[Saved data entries]
***

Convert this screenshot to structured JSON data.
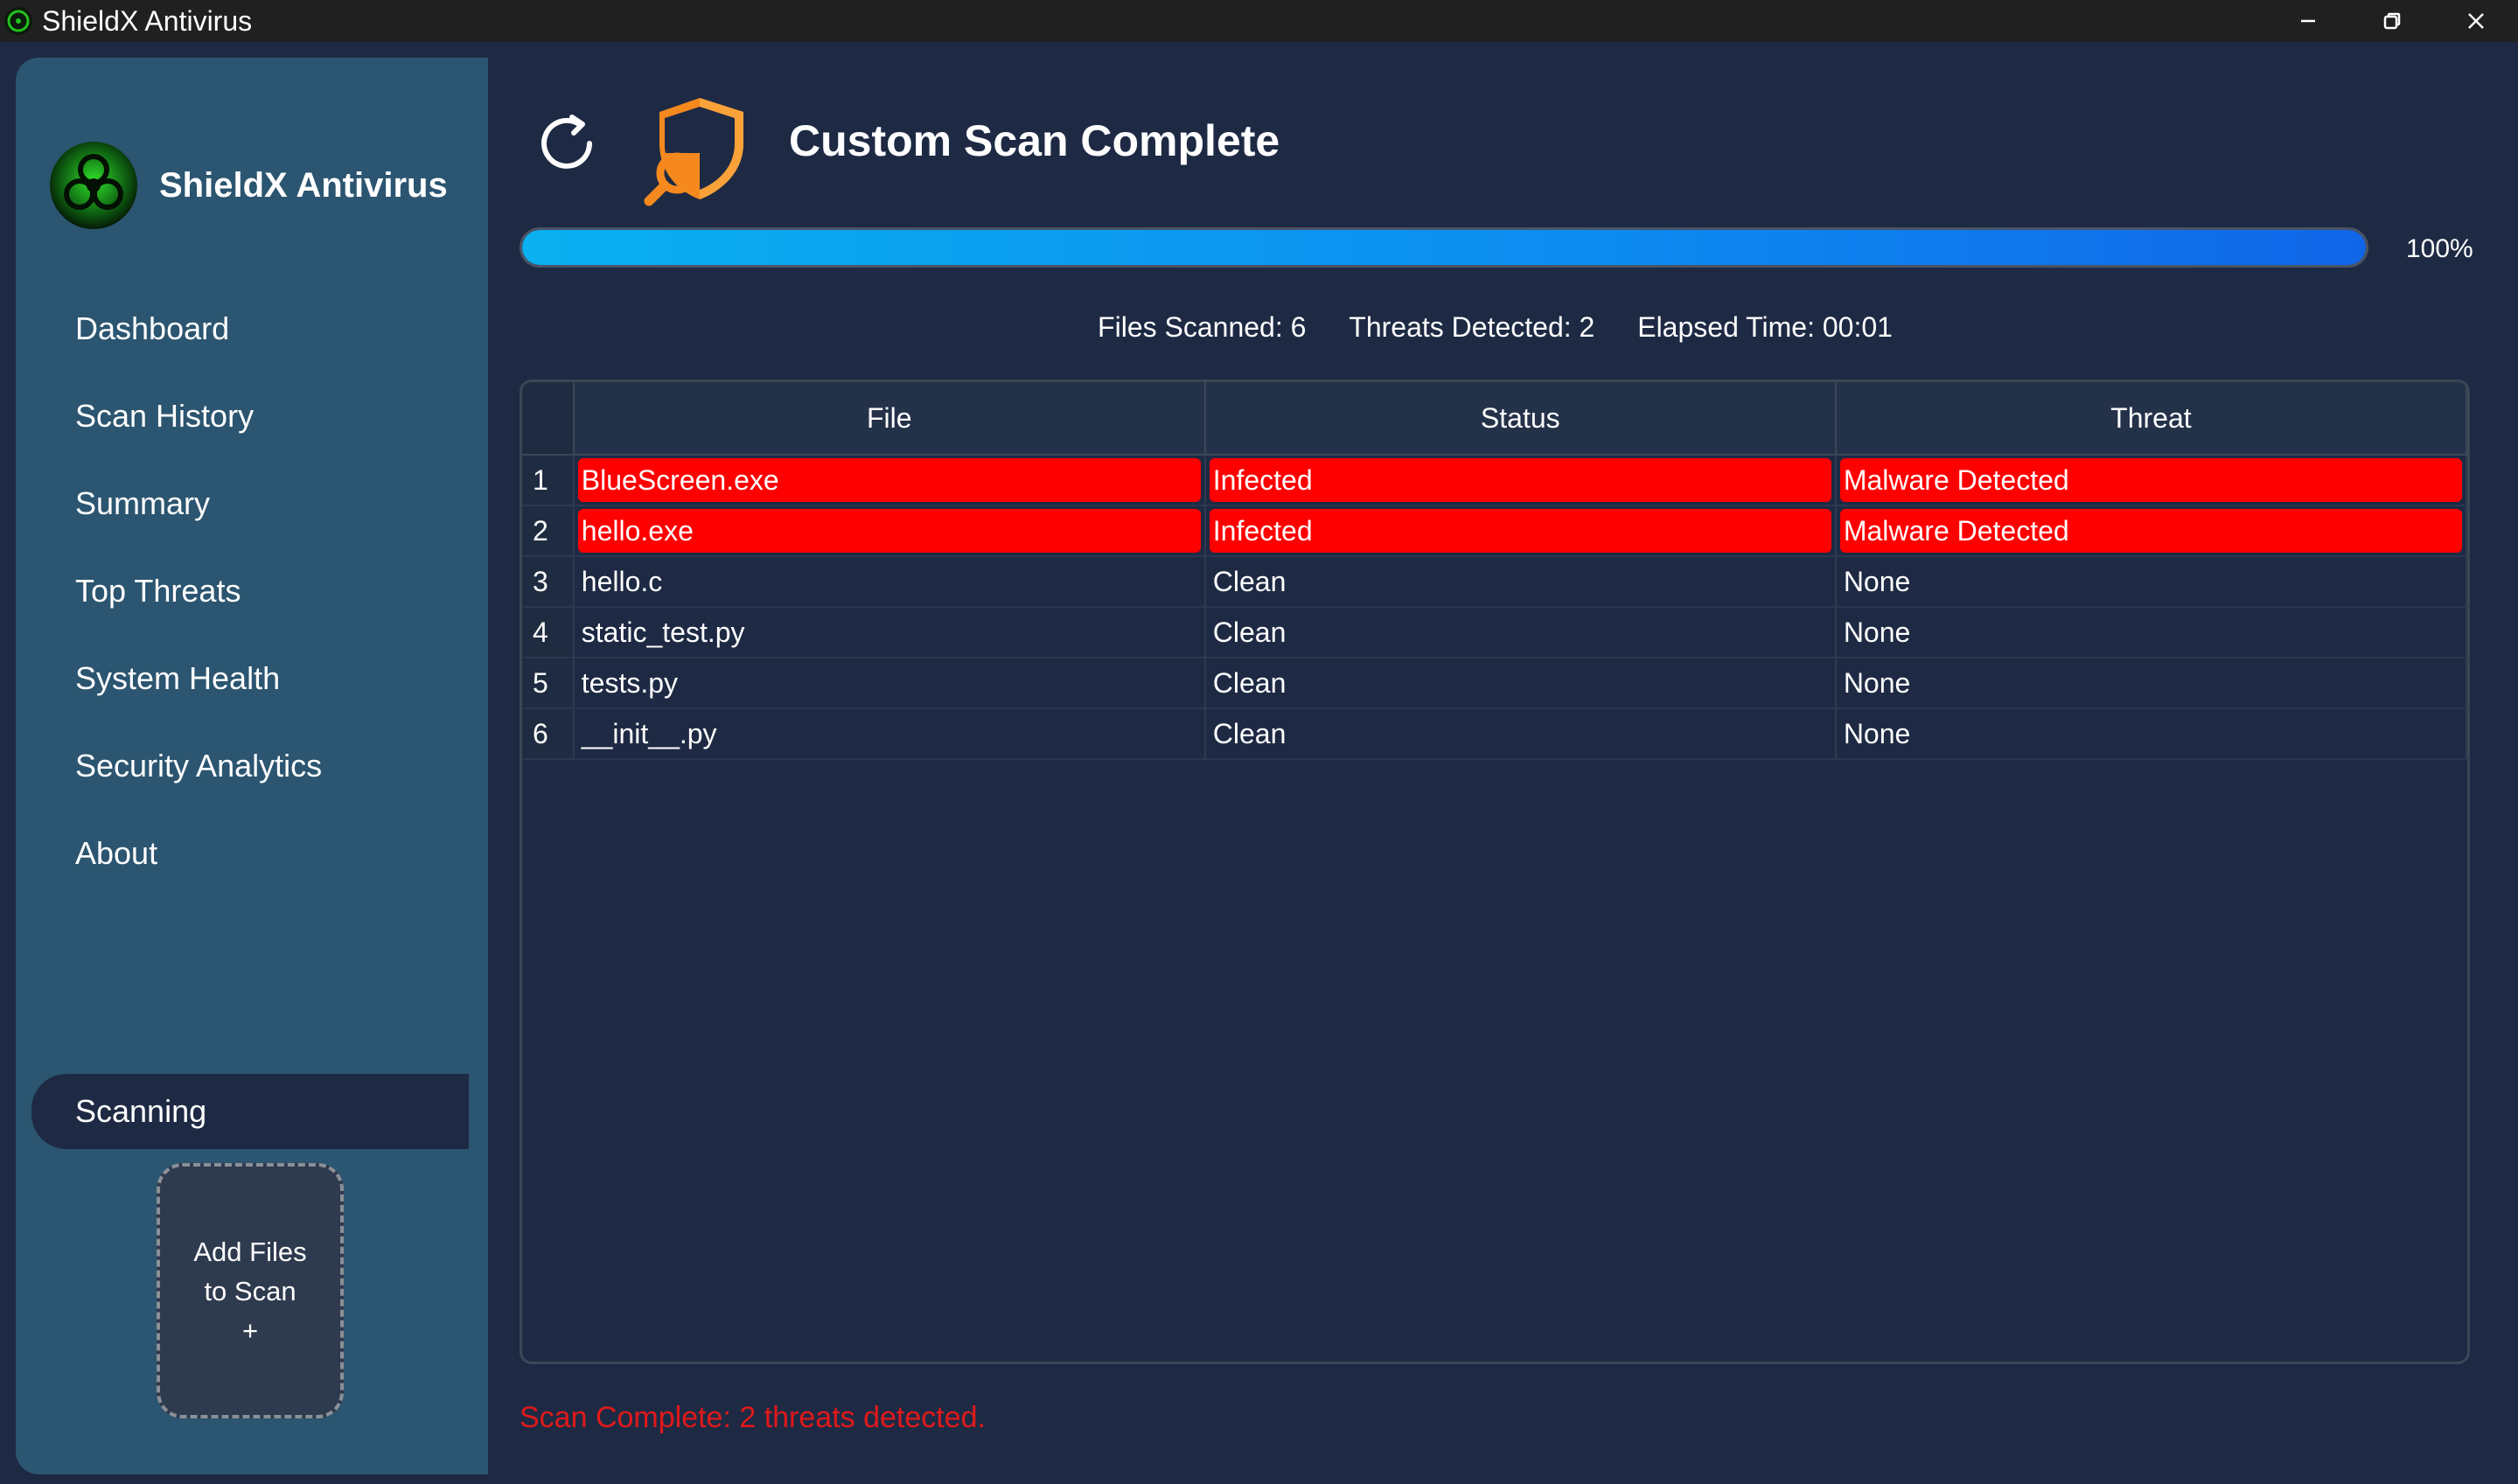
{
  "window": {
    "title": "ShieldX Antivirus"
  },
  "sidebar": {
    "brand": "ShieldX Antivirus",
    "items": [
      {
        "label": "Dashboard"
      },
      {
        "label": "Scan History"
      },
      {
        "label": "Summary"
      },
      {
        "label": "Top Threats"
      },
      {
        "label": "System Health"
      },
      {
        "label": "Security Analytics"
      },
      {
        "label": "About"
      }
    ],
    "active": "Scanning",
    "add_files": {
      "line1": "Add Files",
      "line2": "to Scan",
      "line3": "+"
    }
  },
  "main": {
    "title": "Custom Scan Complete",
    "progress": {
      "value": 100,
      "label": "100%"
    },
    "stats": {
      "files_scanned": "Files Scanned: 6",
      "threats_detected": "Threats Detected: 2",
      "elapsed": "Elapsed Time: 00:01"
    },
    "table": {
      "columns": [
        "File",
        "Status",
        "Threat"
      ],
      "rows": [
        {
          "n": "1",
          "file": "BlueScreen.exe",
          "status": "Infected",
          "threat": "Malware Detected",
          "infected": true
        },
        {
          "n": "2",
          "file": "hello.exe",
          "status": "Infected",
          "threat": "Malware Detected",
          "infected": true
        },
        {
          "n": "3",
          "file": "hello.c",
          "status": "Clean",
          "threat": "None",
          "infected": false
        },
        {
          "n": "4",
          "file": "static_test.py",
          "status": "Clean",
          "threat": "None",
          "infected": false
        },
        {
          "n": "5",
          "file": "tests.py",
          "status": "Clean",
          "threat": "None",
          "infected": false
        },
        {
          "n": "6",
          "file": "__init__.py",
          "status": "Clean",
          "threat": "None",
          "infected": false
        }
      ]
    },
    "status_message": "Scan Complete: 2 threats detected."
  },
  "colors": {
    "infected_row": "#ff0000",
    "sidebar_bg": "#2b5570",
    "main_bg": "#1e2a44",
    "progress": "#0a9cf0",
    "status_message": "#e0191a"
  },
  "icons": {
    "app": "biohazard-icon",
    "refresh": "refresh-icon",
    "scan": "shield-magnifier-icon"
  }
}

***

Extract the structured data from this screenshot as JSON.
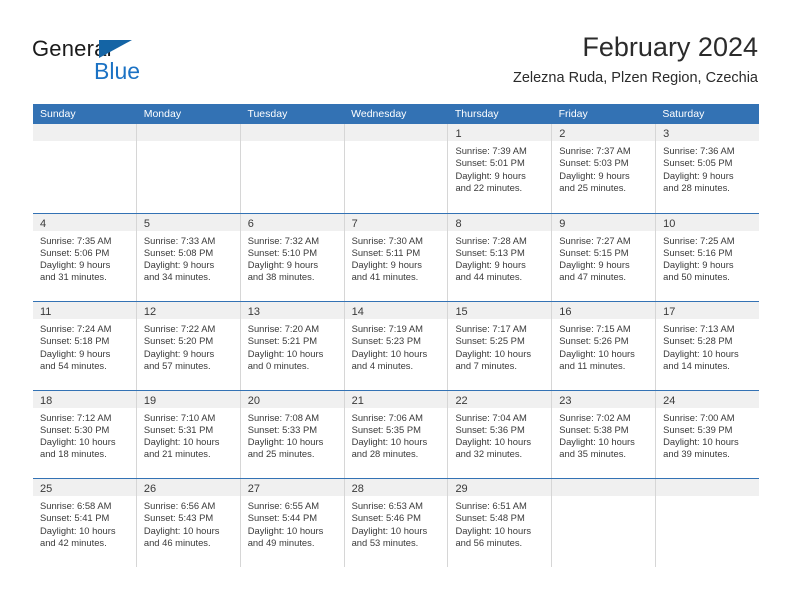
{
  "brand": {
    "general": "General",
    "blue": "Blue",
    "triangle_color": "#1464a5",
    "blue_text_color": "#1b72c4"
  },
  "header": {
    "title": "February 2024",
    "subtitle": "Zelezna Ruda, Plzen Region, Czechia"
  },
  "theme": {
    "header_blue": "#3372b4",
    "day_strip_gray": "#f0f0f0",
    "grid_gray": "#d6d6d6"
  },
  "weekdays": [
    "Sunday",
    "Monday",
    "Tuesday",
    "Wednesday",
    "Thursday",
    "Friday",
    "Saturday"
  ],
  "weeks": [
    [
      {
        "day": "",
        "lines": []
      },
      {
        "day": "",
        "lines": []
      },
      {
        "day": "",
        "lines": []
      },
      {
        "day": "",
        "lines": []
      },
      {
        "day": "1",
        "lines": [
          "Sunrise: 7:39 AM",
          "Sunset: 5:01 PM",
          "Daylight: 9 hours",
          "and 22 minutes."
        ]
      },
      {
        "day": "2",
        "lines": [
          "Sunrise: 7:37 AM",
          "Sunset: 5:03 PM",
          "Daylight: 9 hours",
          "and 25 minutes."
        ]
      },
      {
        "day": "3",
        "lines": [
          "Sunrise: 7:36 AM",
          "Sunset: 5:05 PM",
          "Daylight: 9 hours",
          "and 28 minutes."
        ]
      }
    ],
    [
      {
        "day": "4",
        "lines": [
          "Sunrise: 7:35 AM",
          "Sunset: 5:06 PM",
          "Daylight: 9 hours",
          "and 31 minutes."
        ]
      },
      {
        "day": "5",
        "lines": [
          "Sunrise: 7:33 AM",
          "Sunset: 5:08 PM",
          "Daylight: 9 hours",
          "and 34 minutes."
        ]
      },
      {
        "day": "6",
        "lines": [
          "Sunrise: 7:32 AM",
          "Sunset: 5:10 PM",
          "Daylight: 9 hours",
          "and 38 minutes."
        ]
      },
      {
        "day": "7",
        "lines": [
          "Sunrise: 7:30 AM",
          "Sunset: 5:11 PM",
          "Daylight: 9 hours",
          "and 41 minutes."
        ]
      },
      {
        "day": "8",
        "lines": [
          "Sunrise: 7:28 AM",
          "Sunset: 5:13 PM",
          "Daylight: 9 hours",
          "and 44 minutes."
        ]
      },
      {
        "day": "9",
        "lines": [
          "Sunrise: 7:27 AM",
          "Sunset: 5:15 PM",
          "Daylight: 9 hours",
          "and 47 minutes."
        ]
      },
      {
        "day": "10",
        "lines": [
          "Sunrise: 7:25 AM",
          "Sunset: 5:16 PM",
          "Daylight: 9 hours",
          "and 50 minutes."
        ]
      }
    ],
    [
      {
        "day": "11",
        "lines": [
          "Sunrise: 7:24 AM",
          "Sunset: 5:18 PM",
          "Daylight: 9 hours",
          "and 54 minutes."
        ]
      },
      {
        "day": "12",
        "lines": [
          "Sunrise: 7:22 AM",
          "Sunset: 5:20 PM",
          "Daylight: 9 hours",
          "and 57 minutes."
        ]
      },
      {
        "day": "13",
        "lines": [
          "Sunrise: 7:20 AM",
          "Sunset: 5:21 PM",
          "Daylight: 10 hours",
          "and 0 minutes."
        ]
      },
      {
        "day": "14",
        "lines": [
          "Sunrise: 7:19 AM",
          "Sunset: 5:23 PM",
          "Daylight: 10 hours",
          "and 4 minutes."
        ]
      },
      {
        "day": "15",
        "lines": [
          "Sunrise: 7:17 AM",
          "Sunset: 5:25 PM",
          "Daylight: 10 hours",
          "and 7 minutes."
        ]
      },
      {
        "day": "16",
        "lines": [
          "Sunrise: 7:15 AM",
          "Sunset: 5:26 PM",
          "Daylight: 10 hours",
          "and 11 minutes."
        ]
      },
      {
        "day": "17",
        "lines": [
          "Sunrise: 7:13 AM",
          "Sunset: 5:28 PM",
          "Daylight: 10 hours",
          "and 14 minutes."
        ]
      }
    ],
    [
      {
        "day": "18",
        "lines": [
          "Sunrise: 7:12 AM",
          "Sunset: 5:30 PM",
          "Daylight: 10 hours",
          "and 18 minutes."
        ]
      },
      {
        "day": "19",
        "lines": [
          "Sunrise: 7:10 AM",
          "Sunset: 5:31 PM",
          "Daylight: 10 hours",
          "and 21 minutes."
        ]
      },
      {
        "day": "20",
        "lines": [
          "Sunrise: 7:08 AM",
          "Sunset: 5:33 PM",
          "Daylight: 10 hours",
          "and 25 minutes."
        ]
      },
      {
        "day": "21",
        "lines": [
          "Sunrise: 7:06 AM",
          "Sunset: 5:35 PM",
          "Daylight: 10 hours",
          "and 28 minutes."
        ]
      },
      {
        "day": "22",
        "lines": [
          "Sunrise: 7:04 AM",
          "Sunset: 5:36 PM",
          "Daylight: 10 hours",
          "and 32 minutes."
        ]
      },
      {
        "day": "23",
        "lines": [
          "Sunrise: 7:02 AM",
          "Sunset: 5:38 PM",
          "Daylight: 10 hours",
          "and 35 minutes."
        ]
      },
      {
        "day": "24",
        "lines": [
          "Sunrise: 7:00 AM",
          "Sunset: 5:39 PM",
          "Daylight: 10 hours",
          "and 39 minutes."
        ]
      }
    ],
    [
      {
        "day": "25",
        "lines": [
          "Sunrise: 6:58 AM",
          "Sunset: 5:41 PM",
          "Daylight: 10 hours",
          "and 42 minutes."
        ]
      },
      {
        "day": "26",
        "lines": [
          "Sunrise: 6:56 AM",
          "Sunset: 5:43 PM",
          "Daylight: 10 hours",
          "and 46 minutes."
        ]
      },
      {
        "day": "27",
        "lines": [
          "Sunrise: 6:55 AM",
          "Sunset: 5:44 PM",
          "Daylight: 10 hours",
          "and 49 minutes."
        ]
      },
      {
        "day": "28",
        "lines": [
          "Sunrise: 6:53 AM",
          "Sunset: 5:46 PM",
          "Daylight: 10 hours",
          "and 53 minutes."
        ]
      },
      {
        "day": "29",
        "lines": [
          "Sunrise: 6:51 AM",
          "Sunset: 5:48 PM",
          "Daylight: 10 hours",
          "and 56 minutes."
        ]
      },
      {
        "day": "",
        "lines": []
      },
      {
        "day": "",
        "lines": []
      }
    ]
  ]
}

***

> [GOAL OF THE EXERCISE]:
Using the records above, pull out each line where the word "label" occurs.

> [OUTPUT BELOW]:
        "label": "Dashboard"
        "label": "Scan History"
        "label": "Summary"
        "label": "Top Threats"
        "label": "System Health"
        "label": "Security Analytics"
        "label": "About"
      "label": "100%"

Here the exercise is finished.